- _What is expected_
Scan each line of the entries below for the word "because" and count the ones where it appears. The answer is that number alone.

(Items from a dataset)
******************************
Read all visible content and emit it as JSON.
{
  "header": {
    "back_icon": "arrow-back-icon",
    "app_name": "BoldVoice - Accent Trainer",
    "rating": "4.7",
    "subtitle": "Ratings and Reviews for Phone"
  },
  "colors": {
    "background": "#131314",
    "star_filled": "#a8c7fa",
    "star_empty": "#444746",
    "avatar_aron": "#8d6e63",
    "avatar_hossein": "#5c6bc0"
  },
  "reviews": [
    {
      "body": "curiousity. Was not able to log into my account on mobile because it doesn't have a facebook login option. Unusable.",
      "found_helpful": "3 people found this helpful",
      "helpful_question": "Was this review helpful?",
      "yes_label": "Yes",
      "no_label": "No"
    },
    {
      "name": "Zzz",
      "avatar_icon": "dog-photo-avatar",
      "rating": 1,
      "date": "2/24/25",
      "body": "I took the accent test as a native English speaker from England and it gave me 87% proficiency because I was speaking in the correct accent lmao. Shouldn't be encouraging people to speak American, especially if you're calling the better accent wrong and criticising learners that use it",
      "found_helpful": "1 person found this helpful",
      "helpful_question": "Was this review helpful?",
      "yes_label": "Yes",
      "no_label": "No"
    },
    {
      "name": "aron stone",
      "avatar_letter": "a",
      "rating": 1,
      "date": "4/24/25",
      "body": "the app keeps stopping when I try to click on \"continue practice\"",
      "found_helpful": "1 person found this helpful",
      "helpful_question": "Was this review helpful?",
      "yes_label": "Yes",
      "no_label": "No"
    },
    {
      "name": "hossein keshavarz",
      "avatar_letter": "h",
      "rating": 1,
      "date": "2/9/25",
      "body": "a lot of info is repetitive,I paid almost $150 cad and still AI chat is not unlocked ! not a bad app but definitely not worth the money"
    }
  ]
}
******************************
- _Written answer_
2